Could anything better illustrate the need of giving to spiritual values the primacy in our lives? For it is certain that until we do the human side of life will not be respected. There will remain that contempt of personality which not only degrades men in their work, but which finally dissolves all those personal and human ties which are necessary to the preservation of society in a sound and wholesome condition. It has been said that the world, like a ship, has a wonderful self-righting power. And that may be so when the weights are in the right place. But if they are not, as is the case to-day, then there are finally but two ways in which the balance may be restored. One of these is the path of revolution, by the violent destruction of false ideas and parasitic growths, as happened in Russia, when, after a period of anarchy, the new order begins to emerge. The other is the way of Christianity. It is the path of renunciation and repentance, of the determination to live new lives and willing sacrifice of such privileges and advantages, such comfort and convenience, as are to be got only by the degradation and enslavement of the workers and which conflict with the claims of a higher and nobler life. The choice before us is finally between these alternatives, and it is a choice that can no longer be postponed.

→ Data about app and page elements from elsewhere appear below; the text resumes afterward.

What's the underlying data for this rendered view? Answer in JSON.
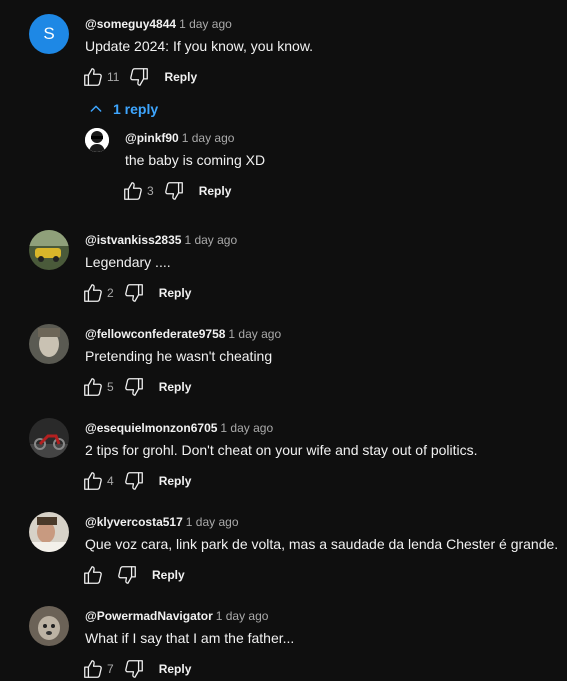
{
  "comments": [
    {
      "handle": "@someguy4844",
      "time": "1 day ago",
      "text": "Update 2024:  If you know, you know.",
      "likes": "11",
      "reply_label": "Reply",
      "avatar_letter": "S",
      "replies_toggle": "1 reply",
      "replies": [
        {
          "handle": "@pinkf90",
          "time": "1 day ago",
          "text": "the baby is coming XD",
          "likes": "3",
          "reply_label": "Reply"
        }
      ]
    },
    {
      "handle": "@istvankiss2835",
      "time": "1 day ago",
      "text": "Legendary ....",
      "likes": "2",
      "reply_label": "Reply"
    },
    {
      "handle": "@fellowconfederate9758",
      "time": "1 day ago",
      "text": "Pretending he wasn't cheating",
      "likes": "5",
      "reply_label": "Reply"
    },
    {
      "handle": "@esequielmonzon6705",
      "time": "1 day ago",
      "text": "2 tips for grohl. Don't cheat on your wife and stay out of politics.",
      "likes": "4",
      "reply_label": "Reply"
    },
    {
      "handle": "@klyvercosta517",
      "time": "1 day ago",
      "text": "Que voz cara, link park de volta, mas a saudade da lenda Chester é grande.",
      "likes": "",
      "reply_label": "Reply"
    },
    {
      "handle": "@PowermadNavigator",
      "time": "1 day ago",
      "text": "What if I say that I am the father...",
      "likes": "7",
      "reply_label": "Reply"
    }
  ],
  "colors": {
    "background": "#0f0f0f",
    "text": "#f1f1f1",
    "muted": "#aaaaaa",
    "link": "#3ea6ff",
    "avatar_blue": "#1e88e5"
  },
  "icons": {
    "like": "thumbs-up-icon",
    "dislike": "thumbs-down-icon",
    "expand": "chevron-up-icon"
  }
}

For our civilisation becomes daily more unstable, and the end is in sight.